Hockey fans in Florida, Arizona and Texas are among those who will be able to watch their teams live when the delayed 2020-21 NHL season gets under way in January.

Tampa Bay Lightning, Arizona Coyotes and Dallas Stars have already said that a limited number of spectators can attend matches when fixtures begin from January 13.

Plans for the 56-game regular season were published over the weekend, with officials suggesting most initial matches would be behind closed doors.

However, teams in states where mass gatherings are allowed have already started to make plans to welcome back fans for the first time since March 2020.

Dallas Stars has outlined proposals for around 5,000 fans to attend games at the 18,500-capacity American Airlines Center. While Texas currently allows professional sports teams to have 50-per-cent capacity at indoor events, spacing out seats for social distancing drops the figure lower.

Arizona Coyotes president and chief executive Xavier Gutierrez said the team plans to have a limited capacity of fans at Gila River Arena from the beginning of the new season. Gutierrez’s announcement came after the NBA’s Phoenix Suns said they would start the basketball season without fans due to the increased transmission of COVID-19 in Arizona, while the NFL’s Arizona Cardinals will play their final games of the season behind closed doors after welcoming more than 4,000 for games in November.

Gutierrez said fan well-being is the team’s “No.1 priority”, adding that they hope to announce some innovative and tech-enabled tools they will use to keep spectators safe.
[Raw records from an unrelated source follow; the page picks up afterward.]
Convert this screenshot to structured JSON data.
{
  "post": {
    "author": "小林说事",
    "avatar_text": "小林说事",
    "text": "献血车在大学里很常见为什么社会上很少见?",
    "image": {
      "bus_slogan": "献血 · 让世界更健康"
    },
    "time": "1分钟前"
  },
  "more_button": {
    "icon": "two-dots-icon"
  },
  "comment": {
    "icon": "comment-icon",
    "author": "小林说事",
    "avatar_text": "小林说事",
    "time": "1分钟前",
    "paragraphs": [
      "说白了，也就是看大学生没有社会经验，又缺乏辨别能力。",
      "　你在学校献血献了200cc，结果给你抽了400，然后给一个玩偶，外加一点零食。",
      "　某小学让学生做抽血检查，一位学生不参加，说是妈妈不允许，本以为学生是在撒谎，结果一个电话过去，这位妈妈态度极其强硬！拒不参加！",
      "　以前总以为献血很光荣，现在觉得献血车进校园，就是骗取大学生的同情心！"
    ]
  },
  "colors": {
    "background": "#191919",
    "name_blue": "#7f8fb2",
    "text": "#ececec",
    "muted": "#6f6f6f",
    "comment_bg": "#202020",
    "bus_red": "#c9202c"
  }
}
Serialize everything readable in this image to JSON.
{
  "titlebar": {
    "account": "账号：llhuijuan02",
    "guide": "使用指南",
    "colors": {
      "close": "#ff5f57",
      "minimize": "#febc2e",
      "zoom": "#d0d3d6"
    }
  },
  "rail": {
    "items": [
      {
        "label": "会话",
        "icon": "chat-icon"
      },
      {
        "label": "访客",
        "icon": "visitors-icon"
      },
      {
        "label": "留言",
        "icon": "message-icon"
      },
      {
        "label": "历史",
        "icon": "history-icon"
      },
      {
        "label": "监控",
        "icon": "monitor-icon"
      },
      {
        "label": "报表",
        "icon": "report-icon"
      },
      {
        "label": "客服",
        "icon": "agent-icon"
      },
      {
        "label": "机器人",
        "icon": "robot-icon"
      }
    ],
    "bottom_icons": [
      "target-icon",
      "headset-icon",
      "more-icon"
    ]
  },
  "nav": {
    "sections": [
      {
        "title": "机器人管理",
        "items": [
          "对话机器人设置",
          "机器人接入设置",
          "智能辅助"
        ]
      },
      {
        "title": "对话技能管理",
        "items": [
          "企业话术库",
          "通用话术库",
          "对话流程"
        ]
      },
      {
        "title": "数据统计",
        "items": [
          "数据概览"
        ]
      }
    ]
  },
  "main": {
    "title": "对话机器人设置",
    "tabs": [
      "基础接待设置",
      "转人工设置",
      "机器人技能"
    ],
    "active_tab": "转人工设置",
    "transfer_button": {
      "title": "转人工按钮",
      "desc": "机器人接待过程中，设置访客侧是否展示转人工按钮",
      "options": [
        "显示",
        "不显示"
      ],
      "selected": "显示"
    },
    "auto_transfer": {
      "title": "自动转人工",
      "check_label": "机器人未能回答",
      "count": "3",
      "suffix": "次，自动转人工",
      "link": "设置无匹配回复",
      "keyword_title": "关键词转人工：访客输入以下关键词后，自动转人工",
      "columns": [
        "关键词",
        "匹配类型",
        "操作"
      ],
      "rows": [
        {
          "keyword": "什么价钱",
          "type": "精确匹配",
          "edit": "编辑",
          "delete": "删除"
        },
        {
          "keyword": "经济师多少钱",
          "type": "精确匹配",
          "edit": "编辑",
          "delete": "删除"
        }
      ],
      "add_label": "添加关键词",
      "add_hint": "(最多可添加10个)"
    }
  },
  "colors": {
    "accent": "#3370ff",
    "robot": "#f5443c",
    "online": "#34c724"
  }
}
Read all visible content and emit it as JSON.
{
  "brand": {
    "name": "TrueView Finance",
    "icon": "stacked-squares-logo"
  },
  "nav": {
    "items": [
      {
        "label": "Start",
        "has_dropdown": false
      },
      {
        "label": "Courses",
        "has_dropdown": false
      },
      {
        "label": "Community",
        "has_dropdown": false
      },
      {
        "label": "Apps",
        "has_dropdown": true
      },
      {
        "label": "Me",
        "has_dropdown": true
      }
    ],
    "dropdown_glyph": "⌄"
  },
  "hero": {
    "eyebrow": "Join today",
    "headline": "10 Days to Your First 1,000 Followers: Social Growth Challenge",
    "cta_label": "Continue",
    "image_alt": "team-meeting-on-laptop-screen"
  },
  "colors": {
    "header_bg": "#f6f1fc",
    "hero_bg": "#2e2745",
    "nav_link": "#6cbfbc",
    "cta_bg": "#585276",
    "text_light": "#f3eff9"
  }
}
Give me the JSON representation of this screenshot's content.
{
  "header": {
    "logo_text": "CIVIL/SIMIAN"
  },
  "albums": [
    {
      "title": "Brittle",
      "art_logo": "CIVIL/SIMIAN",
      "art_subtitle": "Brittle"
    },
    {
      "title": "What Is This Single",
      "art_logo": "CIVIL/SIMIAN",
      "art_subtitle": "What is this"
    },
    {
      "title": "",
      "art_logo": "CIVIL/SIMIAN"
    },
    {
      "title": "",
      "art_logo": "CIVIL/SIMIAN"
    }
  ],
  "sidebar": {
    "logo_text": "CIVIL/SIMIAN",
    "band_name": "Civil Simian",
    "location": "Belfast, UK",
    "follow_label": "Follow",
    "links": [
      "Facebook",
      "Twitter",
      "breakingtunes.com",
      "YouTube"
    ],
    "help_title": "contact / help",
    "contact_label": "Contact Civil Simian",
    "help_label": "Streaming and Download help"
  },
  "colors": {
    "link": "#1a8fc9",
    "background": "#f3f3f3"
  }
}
Meanwhile, Tampa Bay Lightning have told fans they will be allowed to attend games at Amalie Arena, although the number of fans that will be permitted is unclear.

The NBA’s Toronto Raptors, who are calling Amalie Arena home through at least the first half of the NBA season, played in front of 2,300 socially distanced fans sitting in pods of two and four for last week’s preseason game and will welcome 3,800 spectators for today’s regular-season opener against New Orleans Pelicans.

20,000-capacity Amalie Arena recently became one of the first professional sports venues to earn dual certification from both the International WELL Building Institute (IWBI) and the Global Biorisk Advisory Council (GBAC) for excellence in COVID-19 safety preparedness and protocols.

In announcing the schedule for 2020-21, the NHL said the current plan is to play games in teams’ home arenas with the understanding that fans will not be permitted to attend in most, at least in the initial part of the season.

“The NHL looks forward to the opening of our 2020-21 season, especially since the Return to Play in 2019-20 was so successful in crowning a Stanley Cup champion,” NHL commissioner Gary Bettman said.

“While we are well aware of the challenges ahead, as was the case last spring and summer, we are continuing to prioritise the health and safety of our participants and the communities in which we live and play.”